We're so excited to welcome Khamini Harinarain Fennelly (fondly referred to as Kham) as a guest blogger on the Callaloo Box Blog. This month, we celebrate Caribbean American Heritage month in the United States. We celebrate the diversity, shared cuisine and heritage of the many countries of the Caribbean. Through food, we realize that we are more alike than different.
In her blog post, Kham shares her experiences of enjoying Chinese-Guyanese Food and the memories and nostalgia that it evokes.
Anytime we get Chinese-American takeout I’m always a little bit disappointed because Chinese-Guyanese food has ruined every other kind of Chinese takeout for me. While Chinese-American food is the “standard” for take-out cuisine for many, Caribbean-American’s know that integrated cuisines like Chinese-Guyanese brings together years of fusion and flavor into one cooking style. Growing up, on the rare occasions that we did order out food for birthdays or special events it was always Chinese-Guyanese. Like magic, warm aluminum round pans of food would show up at our door right around dinner time. Fried Rice, saucy Lo Mein dressed in cabbage, Cha Chee Kai fried chicken, spicy Pepper Shrimp, and broccoli would be laid out across the table. The food would get doused in even more pepper sauce as we indulged.
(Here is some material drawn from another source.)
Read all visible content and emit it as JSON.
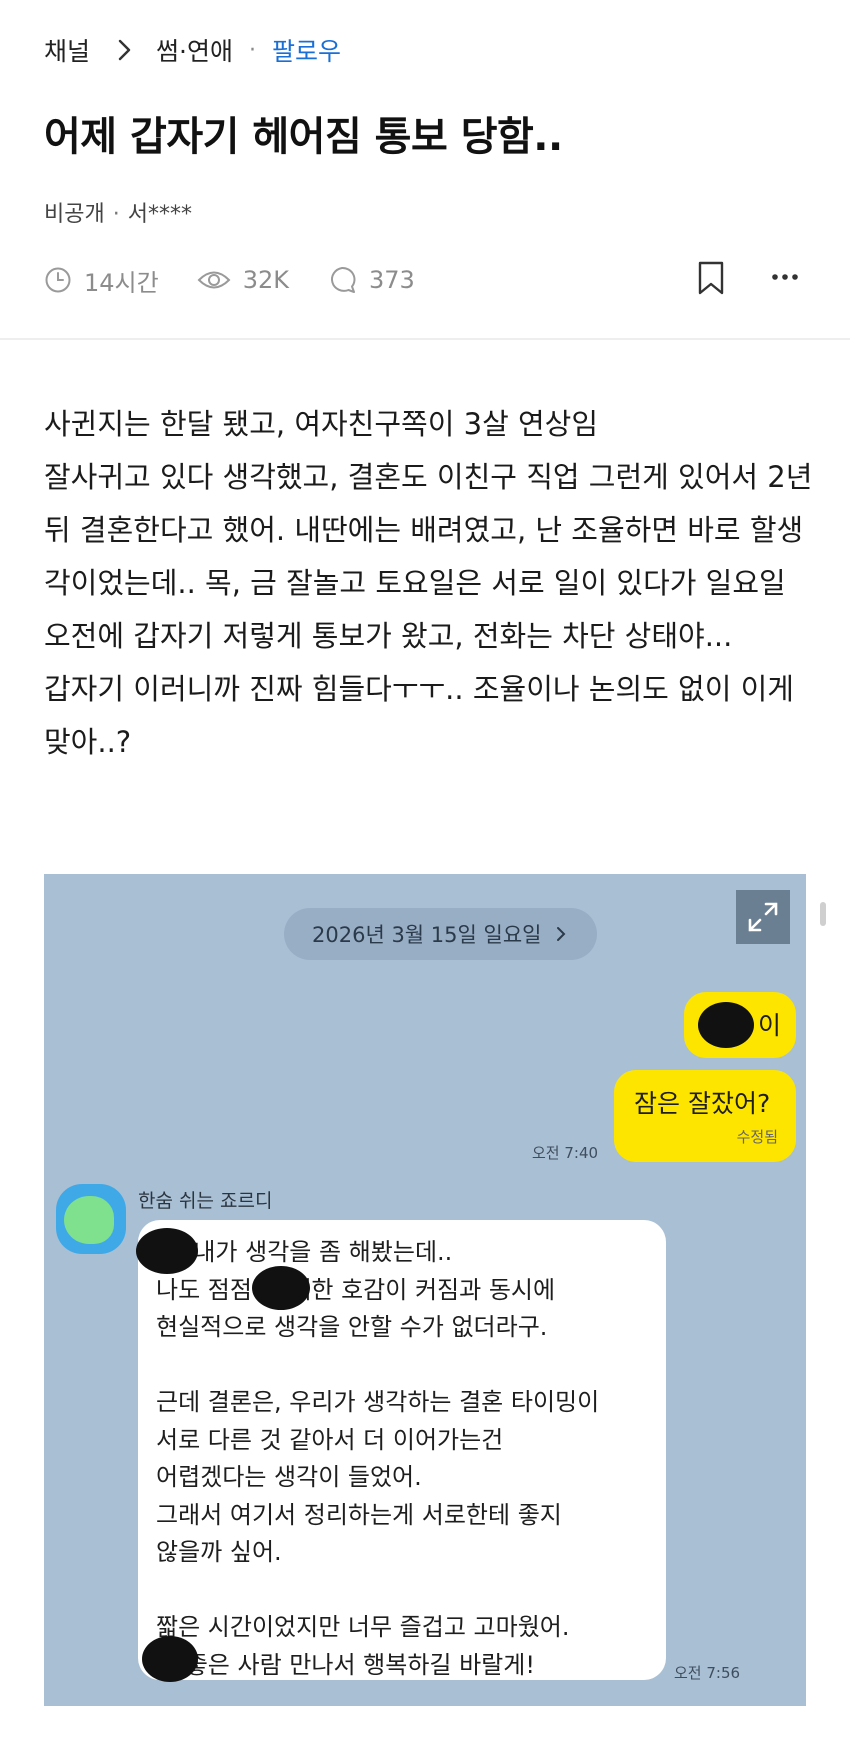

Chinese-Guyanese cuisine has a deep rooted history. Like my Indian ancestors, the Chinese were also taken from their lands during the mid-1800’s labor trade and were brought to the West Indies to work for the sugar plantations. It is estimated that about 15,000 Chinese laborers arrived in Guyana. While the Chinese-Guyanese have contributed many things to the country including the first president of the free nation Arthur Chung, Chinese-Guyanese food time again is a must try for a true West Indian experience.
On my last two trips to Guyana, we went out of our way to get Chinese takeout and didn’t have to look too far. In my mother’s village of Windsor Forrest there is a Chinese restaurant at the head of the street. Popular restaurants that specialize in this cuisine are scattered all throughout the Caribbean showing the spread of the Chinese’s presence and the Caribbean’s love and appreciation.
I’ve attempted to try and recreate the takeout food we get from popular restaurants in Queens but it never comes out exactly right. Maybe it’s the admitted lack of MSG in my kitchen or a fiery wok needed to add that extra layer of flavor I seem to be missing. Perhaps the missing element might just be the nostalgia.
This month’s Callaloo’s Box explores some of the rich ingredients used to nail the flavor profiles in Caribbean Chinese cooking and includes a delightful recipe for a Pineapple Shrimp Fried Rice. I encourage you to explore and play with these seasonings. Kick up your typical week day stir fry by swapping generic soy sauce for one with a ginger or garlic infusion. Toss your left over rice with the Fried Rice dried seasoning. Making a roast chicken? Consider a blend of Chinese seasoning and 5 spice powder in your rub. One of my favorite things to eat is my Mother’s “Brown Chicken” which is marinated in green seasoning, seared and brushed with Chinese Sauce. After your meal reward your with one of Paula’s Pepper Mango or a Red Salt Prune.
If you are looking to further support the restaurant industry, in no particular order, here are some Queen’s based Chinese-Guyanese restaurants that are open for takeout and delivery. These establishments do not need fancy websites or social media accounts because their food does all the talking:
5. GT Rice Bowl
Khamini Harinarain Fennelly
Khamini Harinarain Fennelly is a Guyanese immigrant and first generation college graduate who grew up in Queens. She is a civil engineer working mainly in land development and utility design for large scale commercial developments throughout New York City. Having a strong creative culinary passion Khamini also does part-time work as a private chef catering to her client’s weekly meals and dinner parties. Her engineering and culinary skills mesh well in the kitchen as she describes her happy place as the intersection between technical design and food. Follow her cooking portfolio @KhamCooks #EngineerYourKitchen
Alison Roman, "The Stew" and the Need for Mindful Global Cooking by Khamini Harinarain Fennelly